Where to Stay When Visiting Pulpit Rock
For our trip to Pulpit rock we stayed in the town of Stavanger. While not as pretty as Bergen, it is charming all the same, with some nice stores and restaurants. If you are interested in buying a traditional Norwegian sweater, there is a nice Dale Concept store that has all their latest designs.
We chose to stay at the Scandic Stavanger Park. We found the Scandic chain very good for families throughout our stay in Norway, because they had family-sized suites available, offered a complimentary breakfast, had healthy snacks for reasonable prices for sale in the lobby and often offered our children a welcome gift.
Top Family Friendly Hotels in Stavanger
Note: All of these hotels offer free wifi and a complimentary breakfast.
Accommodations at Pulpit Rock
There is also a hotel right at the base of Pulpit Rock. The Preikestolen Mountain Lodge (also known as the Preikestolen Fjellstue) is located almost at the start of the trail and would be a fantastic place to stay if you wanted to get on the trail early. During the Nowegian summer, it gets light very early, so why not?

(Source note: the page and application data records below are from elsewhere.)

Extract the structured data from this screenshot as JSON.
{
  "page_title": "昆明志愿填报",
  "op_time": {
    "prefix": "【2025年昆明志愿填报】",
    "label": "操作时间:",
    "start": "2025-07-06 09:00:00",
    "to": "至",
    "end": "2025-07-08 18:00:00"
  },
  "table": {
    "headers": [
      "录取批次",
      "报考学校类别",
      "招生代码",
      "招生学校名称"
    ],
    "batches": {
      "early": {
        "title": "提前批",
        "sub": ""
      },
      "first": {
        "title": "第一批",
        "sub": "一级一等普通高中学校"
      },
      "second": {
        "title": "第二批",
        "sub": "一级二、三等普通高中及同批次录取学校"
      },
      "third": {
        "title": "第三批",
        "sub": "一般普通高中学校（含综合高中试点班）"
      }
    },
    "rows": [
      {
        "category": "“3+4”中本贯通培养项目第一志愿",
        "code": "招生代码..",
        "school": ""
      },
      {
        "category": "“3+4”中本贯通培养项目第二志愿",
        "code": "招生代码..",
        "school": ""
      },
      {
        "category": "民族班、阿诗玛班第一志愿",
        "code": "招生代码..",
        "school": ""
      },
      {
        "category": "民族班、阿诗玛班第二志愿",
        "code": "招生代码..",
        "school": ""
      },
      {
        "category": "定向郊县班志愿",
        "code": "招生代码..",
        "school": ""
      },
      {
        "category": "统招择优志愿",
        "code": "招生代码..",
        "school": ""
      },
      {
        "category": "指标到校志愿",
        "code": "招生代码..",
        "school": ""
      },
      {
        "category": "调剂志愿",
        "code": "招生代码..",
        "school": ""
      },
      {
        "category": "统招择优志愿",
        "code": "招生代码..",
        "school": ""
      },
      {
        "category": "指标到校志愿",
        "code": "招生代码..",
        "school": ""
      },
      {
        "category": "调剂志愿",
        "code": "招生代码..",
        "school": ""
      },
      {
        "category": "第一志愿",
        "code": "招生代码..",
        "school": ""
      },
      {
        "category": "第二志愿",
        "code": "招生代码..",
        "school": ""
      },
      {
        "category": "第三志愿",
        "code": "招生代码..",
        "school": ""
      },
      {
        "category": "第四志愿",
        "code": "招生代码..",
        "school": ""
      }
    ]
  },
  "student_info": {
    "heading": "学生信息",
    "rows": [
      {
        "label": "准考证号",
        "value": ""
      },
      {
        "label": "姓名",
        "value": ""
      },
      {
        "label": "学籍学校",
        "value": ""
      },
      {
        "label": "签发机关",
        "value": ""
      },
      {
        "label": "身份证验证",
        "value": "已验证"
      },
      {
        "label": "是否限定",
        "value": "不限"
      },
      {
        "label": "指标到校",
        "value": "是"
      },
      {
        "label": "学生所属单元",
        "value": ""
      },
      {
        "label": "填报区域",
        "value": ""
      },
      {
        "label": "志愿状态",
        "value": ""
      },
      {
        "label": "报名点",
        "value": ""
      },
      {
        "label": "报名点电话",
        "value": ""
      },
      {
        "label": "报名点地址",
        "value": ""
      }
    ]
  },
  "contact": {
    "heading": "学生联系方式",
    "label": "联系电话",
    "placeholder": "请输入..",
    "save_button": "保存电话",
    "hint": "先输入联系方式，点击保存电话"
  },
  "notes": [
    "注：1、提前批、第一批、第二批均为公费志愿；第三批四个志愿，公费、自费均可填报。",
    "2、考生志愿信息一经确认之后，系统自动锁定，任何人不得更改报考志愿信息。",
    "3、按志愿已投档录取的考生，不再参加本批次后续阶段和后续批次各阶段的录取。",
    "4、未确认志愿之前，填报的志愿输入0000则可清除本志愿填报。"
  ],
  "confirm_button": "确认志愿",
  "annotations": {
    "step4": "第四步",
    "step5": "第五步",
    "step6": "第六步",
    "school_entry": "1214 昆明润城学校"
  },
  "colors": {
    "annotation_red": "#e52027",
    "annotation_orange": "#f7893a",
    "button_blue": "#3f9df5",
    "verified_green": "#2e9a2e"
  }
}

Traveling as a group? Preikestolen has some other really cool options including Mountain Camp (sleep in a hammock on a rock face) and Water Camp (sleep in a hammock next to a lake). See all options on the Preikestolen Mountain Lodge website.